Lynn Z. Bloom, Donald A. Daiker, Edward Michael White
Southern Illinois University Press, 2003 - Education - 295 pages
A collection of twenty-four essays assessing and challenging the current state of writing instruction, Composition Studies in the New Millennium: Rereading the Past, Rewriting the Future emerges from presentations given at the national Writing Program Administrators conference held at Miami University in Oxford, Ohio, in 2001. Like its acclaimed and widely-used predecessor, Composition in the Twenty-First Century: Crisis and Change, this timely collection by leading scholars in composition studies responds to concerns about the evolution and future of this field of study.

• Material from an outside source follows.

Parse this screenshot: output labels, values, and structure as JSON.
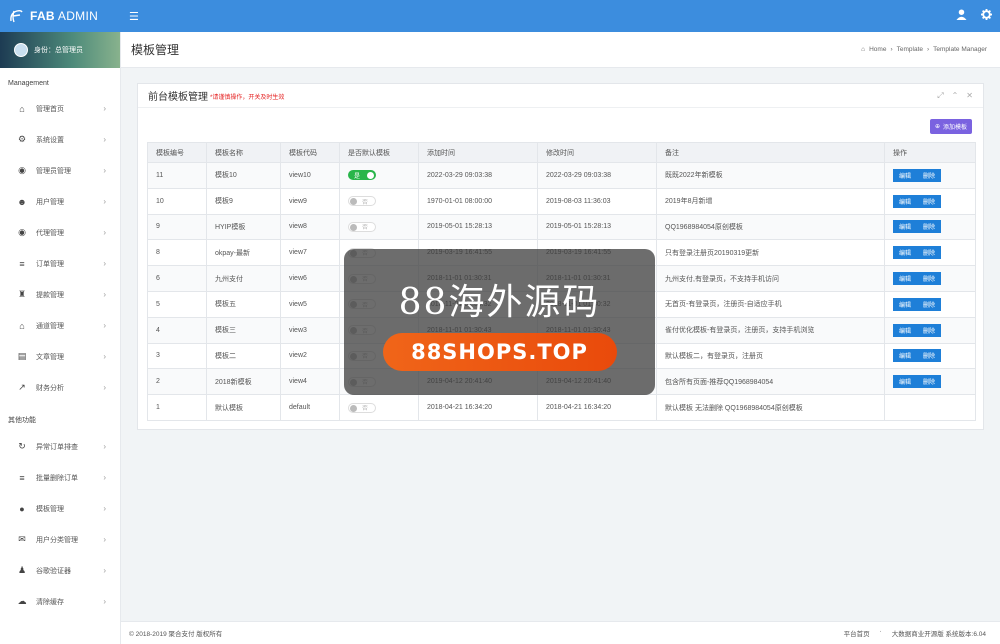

Charting new directions, the contributors grapple with seven distinct questions: What do we mean by composition studies—past, present, and future? What do and should we teach when we teach composition? Where will composition be taught, and who will teach it? What theories and philosophies will undergird our research paradigms, and what will those paradigms be? How will new technologies change composition studies? What languages will our students write, and what will they write about? What political and social issues have shaped composition studies in the past and will shape this field in the future?
In addressing these queries, the essayists approach composition studies from perspectives ranging from rhetorical to cultural, political to economic, administrative to technological; and they do so with a style and organization appropriate for composition instructors, scholars, and administrators at all levels, from teaching assistants to college presidents. The result is an invaluable vision of the future of composition studies in the new millennium.